Can the crisis really all be over now? In the short term, the answer to that would seem to be yes, or “nai”, to use the word of the moment. The European Central Bank will make emergency funding available to the Greek banks, which will save them from certain collapse. That, in turn, will restore some confidence to the Greek economy.

This however, is merely a start on a long and hard road for the Greek people, some of whom have endured great hardship during this crisis (one wonders what the reaction of the British people might be to a cash machine limit of about £50 per day).  State-run enterprises will shed labour and unemployment will go up. Some will be privatised. Some taxes will rise, and there is likely to be a further squeeze on Greek public services. Every kind of market is due to be liberalised under the guidance of the IMF and EU.  Even if the rich paid their taxes and waste and corruption is eliminated did, such is the scale of the adjustments required that they will affect the lives of every Greek citizen, some dramatically.

Which is where the trouble may start. When the cuts do take hold, then there will be riots. There will be strikes. There may be a new political movement outflanking Syriza on the left. There will be elections in which a party can come to power which once again renounces Greece’s obligations.

Timing is all in this, and there should be no increase in austerity that simply plunges the Greek economy into a death spiral and would make the debt burden worse; but there does have to be structural change and it needs to start now. Greece’s problems are not actually financial and much as economic and industrial; it is a nation that is fundamentally uncompetitive, and which has found itself in a currency union with the strongest of the European economies, Germany. Unless Greece starts to export more and earn its living in the world, it will simply run up more debts – assuming it can find people to lend to it – and end up in the same pickle. That might also be true if it brought back the drachma and indulged in a bout of devaluation and inflation.

Much is made of this being an "undemocratic" process; yet the Greek people have a choice – the euro or reform. The essence of democracy is being able to make a choice, even if it is an unpalatable one. Now they have made their choice let’s hope they stick to it. If not, then Germany has voters, too, and they have choice as to whether they want to say “Ja” forever.

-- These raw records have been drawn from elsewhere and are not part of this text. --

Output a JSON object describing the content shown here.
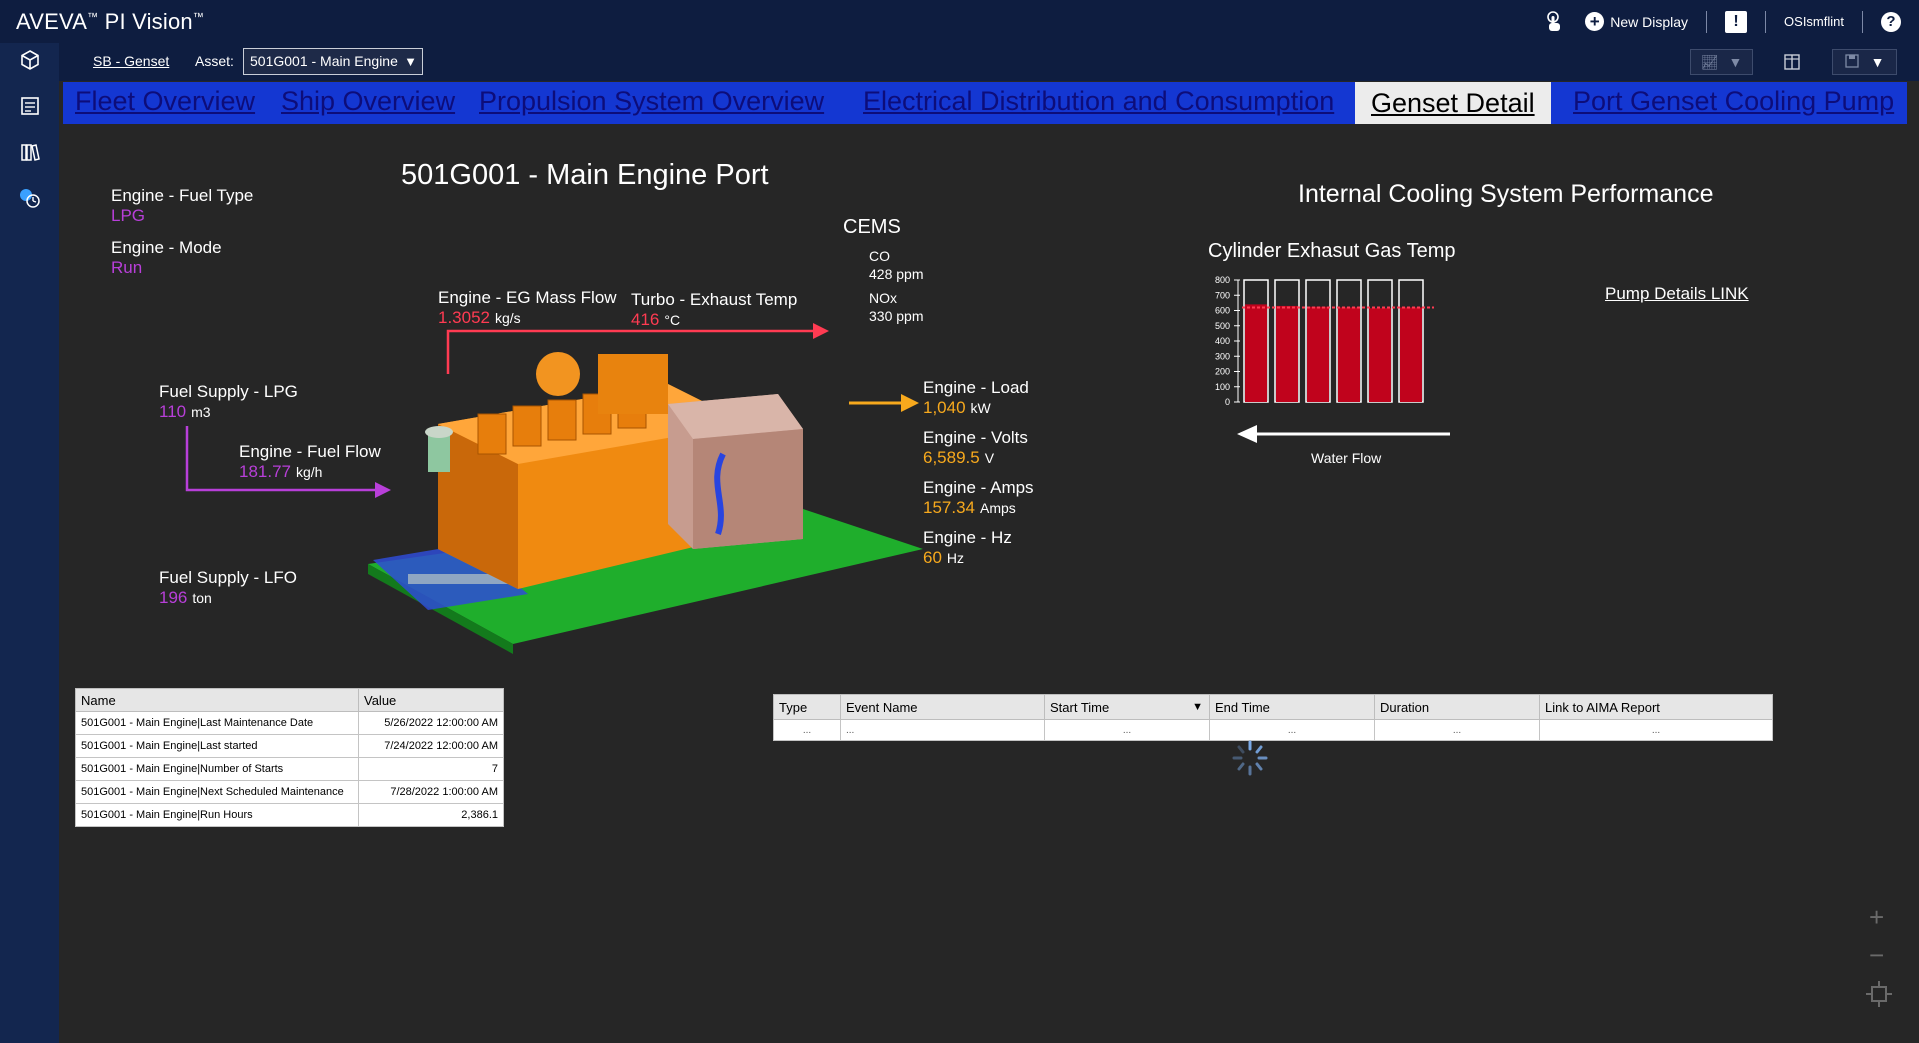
{
  "app": {
    "brand": "AVEVA",
    "product": "PI Vision"
  },
  "topbar": {
    "new_display": "New Display",
    "user": "OSIsmflint",
    "help": "?"
  },
  "subbar": {
    "breadcrumb": "SB - Genset",
    "asset_label": "Asset:",
    "asset_value": "501G001 - Main Engine"
  },
  "nav_tabs": [
    {
      "label": "Fleet Overview"
    },
    {
      "label": "Ship Overview"
    },
    {
      "label": "Propulsion System Overview"
    },
    {
      "label": "Electrical Distribution and Consumption"
    },
    {
      "label": "Genset Detail"
    },
    {
      "label": "Port Genset Cooling Pump"
    }
  ],
  "colors": {
    "purple": "#b83fd9",
    "red": "#ff3b52",
    "orange": "#f7a91d",
    "nav_bg": "#1437d2",
    "header_bg": "#0e1d40"
  },
  "main": {
    "title": "501G001 - Main Engine  Port",
    "fuel_type": {
      "label": "Engine - Fuel Type",
      "value": "LPG"
    },
    "mode": {
      "label": "Engine - Mode",
      "value": "Run"
    },
    "cems": {
      "title": "CEMS",
      "co_label": "CO",
      "co_value": "428 ppm",
      "nox_label": "NOx",
      "nox_value": "330 ppm"
    },
    "eg_mass_flow": {
      "label": "Engine - EG Mass Flow",
      "value": "1.3052",
      "unit": "kg/s"
    },
    "turbo_temp": {
      "label": "Turbo - Exhaust Temp",
      "value": "416",
      "unit": "°C"
    },
    "fuel_supply_lpg": {
      "label": "Fuel Supply - LPG",
      "value": "110",
      "unit": "m3"
    },
    "fuel_flow": {
      "label": "Engine - Fuel Flow",
      "value": "181.77",
      "unit": "kg/h"
    },
    "fuel_supply_lfo": {
      "label": "Fuel Supply - LFO",
      "value": "196",
      "unit": "ton"
    },
    "load": {
      "label": "Engine - Load",
      "value": "1,040",
      "unit": "kW"
    },
    "volts": {
      "label": "Engine - Volts",
      "value": "6,589.5",
      "unit": "V"
    },
    "amps": {
      "label": "Engine - Amps",
      "value": "157.34",
      "unit": "Amps"
    },
    "hz": {
      "label": "Engine - Hz",
      "value": "60",
      "unit": "Hz"
    },
    "cooling_title": "Internal Cooling System Performance",
    "cylinder_title": "Cylinder Exhasut Gas Temp",
    "water_flow": "Water Flow",
    "pump_link": "Pump Details LINK"
  },
  "chart_data": {
    "type": "bar",
    "title": "Cylinder Exhasut Gas Temp",
    "xlabel": "Water Flow",
    "ylabel": "",
    "ylim": [
      0,
      800
    ],
    "yticks": [
      "0",
      "100",
      "200",
      "300",
      "400",
      "500",
      "600",
      "700",
      "800"
    ],
    "values": [
      640,
      630,
      625,
      620,
      615,
      620
    ],
    "limit_line": 620
  },
  "attributes_table": {
    "headers": [
      "Name",
      "Value"
    ],
    "rows": [
      [
        "501G001 - Main Engine|Last Maintenance Date",
        "5/26/2022 12:00:00 AM"
      ],
      [
        "501G001 - Main Engine|Last started",
        "7/24/2022 12:00:00 AM"
      ],
      [
        "501G001 - Main Engine|Number of Starts",
        "7"
      ],
      [
        "501G001 - Main Engine|Next Scheduled Maintenance",
        "7/28/2022 1:00:00 AM"
      ],
      [
        "501G001 - Main Engine|Run Hours",
        "2,386.1"
      ]
    ]
  },
  "events_table": {
    "headers": [
      "Type",
      "Event Name",
      "Start Time",
      "End Time",
      "Duration",
      "Link to AIMA Report"
    ],
    "row": [
      "...",
      "...",
      "...",
      "...",
      "...",
      "..."
    ]
  }
}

Economics is a Greek word in its origins, meaning “rules of the house”, appropriately enough. Now the Greeks have to stick to the euro’s rules.